(Items from an interface collection)

• • •

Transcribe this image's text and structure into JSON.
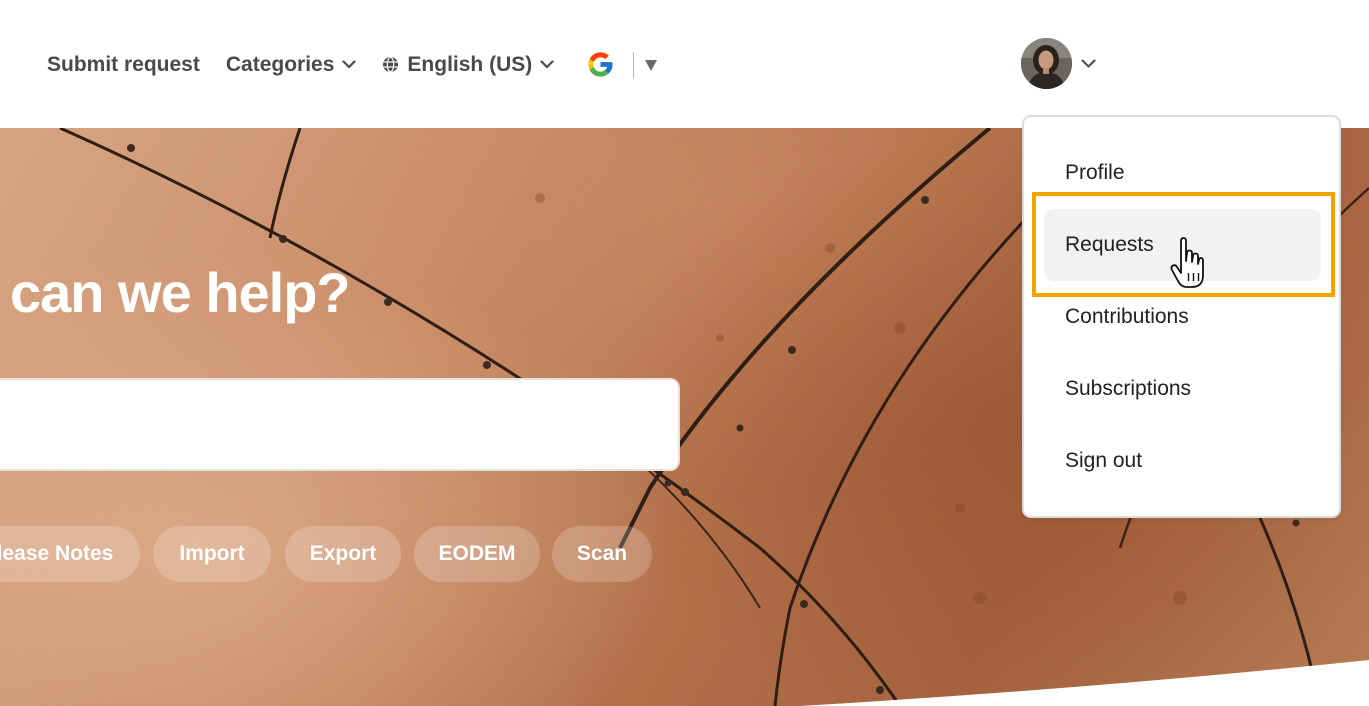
{
  "header": {
    "nav": [
      {
        "label": "Submit request",
        "dropdown": false
      },
      {
        "label": "Categories",
        "dropdown": true
      },
      {
        "label": "English (US)",
        "dropdown": true,
        "icon": "globe-icon"
      }
    ],
    "translate_widget": {
      "icon": "google-icon",
      "caret": "triangle-down-icon"
    },
    "user_menu": {
      "avatar": "user-avatar",
      "caret": "chevron-down-icon"
    }
  },
  "hero": {
    "headline": "can we help?",
    "search": {
      "placeholder": "",
      "value": ""
    },
    "chips": [
      "lease Notes",
      "Import",
      "Export",
      "EODEM",
      "Scan"
    ]
  },
  "dropdown": {
    "items": [
      "Profile",
      "Requests",
      "Contributions",
      "Subscriptions",
      "Sign out"
    ],
    "hovered": "Requests"
  },
  "colors": {
    "highlight": "#f5a100",
    "nav_text": "#4a4a4a",
    "menu_hover": "#f2f2f2",
    "hero_copper": "#b3714a"
  }
}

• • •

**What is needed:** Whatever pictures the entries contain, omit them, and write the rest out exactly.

**Exercise output:**
Transcribe this image's text and structure into JSON.
{
  "header": {
    "nav": [
      {
        "label": "Submit request",
        "dropdown": false
      },
      {
        "label": "Categories",
        "dropdown": true
      },
      {
        "label": "English (US)",
        "dropdown": true,
        "icon": "globe-icon"
      }
    ],
    "translate_widget": {
      "icon": "google-icon",
      "caret": "triangle-down-icon"
    },
    "user_menu": {
      "avatar": "user-avatar",
      "caret": "chevron-down-icon"
    }
  },
  "hero": {
    "headline": "can we help?",
    "search": {
      "placeholder": "",
      "value": ""
    },
    "chips": [
      "lease Notes",
      "Import",
      "Export",
      "EODEM",
      "Scan"
    ]
  },
  "dropdown": {
    "items": [
      "Profile",
      "Requests",
      "Contributions",
      "Subscriptions",
      "Sign out"
    ],
    "hovered": "Requests"
  },
  "colors": {
    "highlight": "#f5a100",
    "nav_text": "#4a4a4a",
    "menu_hover": "#f2f2f2",
    "hero_copper": "#b3714a"
  }
}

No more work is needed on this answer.